PureScript is a small strongly typed programming language that compiles to JavaScript.


Modifying the DOM

PureScript’s expressive type system and lightweight syntax make it simple to define domain-specific languages, which can be used to solve problems like templating the DOM. Bindings also exist for libraries such as React and Virtual DOM.

You can try this example online.

import Flare
import Flare.Smolder
ui = greet <$> string "Name" "World"
  greet name = h1 $ text $ "Hello, " <> name <> "!"

HTML5 Canvas

Higher-order functions allow the developer to write fluent, expressive code.
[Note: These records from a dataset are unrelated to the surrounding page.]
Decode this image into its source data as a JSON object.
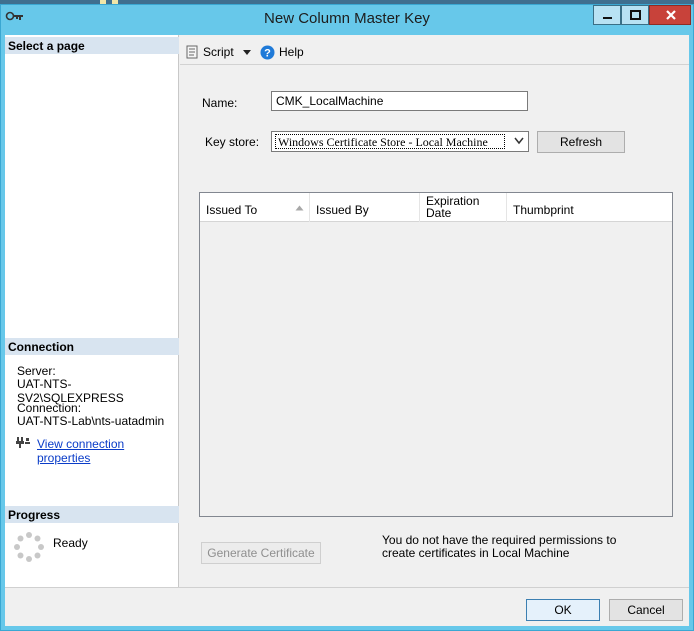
{
  "window": {
    "title": "New Column Master Key",
    "icon": "key-icon",
    "controls": [
      "minimize-icon",
      "maximize-icon",
      "close-icon"
    ]
  },
  "sidebar": {
    "select_page_header": "Select a page",
    "connection_header": "Connection",
    "server_label": "Server:",
    "server_value": "UAT-NTS-SV2\\SQLEXPRESS",
    "connection_label": "Connection:",
    "connection_value": "UAT-NTS-Lab\\nts-uatadmin",
    "view_connection_link": "View connection properties",
    "progress_header": "Progress",
    "progress_status": "Ready"
  },
  "toolbar": {
    "script_label": "Script",
    "help_label": "Help"
  },
  "form": {
    "name_label": "Name:",
    "name_value": "CMK_LocalMachine",
    "keystore_label": "Key store:",
    "keystore_value": "Windows Certificate Store - Local Machine",
    "refresh_label": "Refresh"
  },
  "table": {
    "columns": [
      "Issued To",
      "Issued By",
      "Expiration Date",
      "Thumbprint"
    ],
    "rows": []
  },
  "generate_button": "Generate Certificate",
  "permission_message": "You do not have the required permissions to create certificates in Local Machine",
  "footer": {
    "ok_label": "OK",
    "cancel_label": "Cancel"
  },
  "colors": {
    "title_bar": "#67c8ea",
    "close_button": "#c8423a",
    "section_header": "#d8e4f0",
    "link": "#0a3cc8"
  }
}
Here, the higher-order function thrice is being used to simplify some code while working with the canvas.

You can try this example online.

import Flare
import Flare.Drawing

thrice f x = f (f (f x))

scene = thrice subdivide
      $ outlined (outlineColor black)
      $ circle 0.0 0.0 1.0

Callback Hell

The problem of callback hell can be solved by using PureScript’s type system to capture complex control flow as functions in a safe way. Here, the continuation monad is used to hide the boilerplate code associated with handling callbacks.

import Control.Monad.Aff

data Model = Model (List Product)

loadModel = do
  popular <- get "/products/popular"
  products <- parTraverse (\product -> get product.uri) popular
  pure (Model products)

Generative Testing

PureScript provides a form of ad-hoc polymorphism in the form of type classes, inspired by Haskell. Type classes are used in the QuickCheck and StrongCheck libraries to support generative testing, which separates test definitions from the generation of test cases.

You can try this example online.

import Test.QuickCheck

main = do
  quickCheck $ \xs ys ->
    isSorted $ merge (sort xs) (sort ys)
  quickCheck $ \xs ys ->
    xs `isSubarrayOf` merge xs ys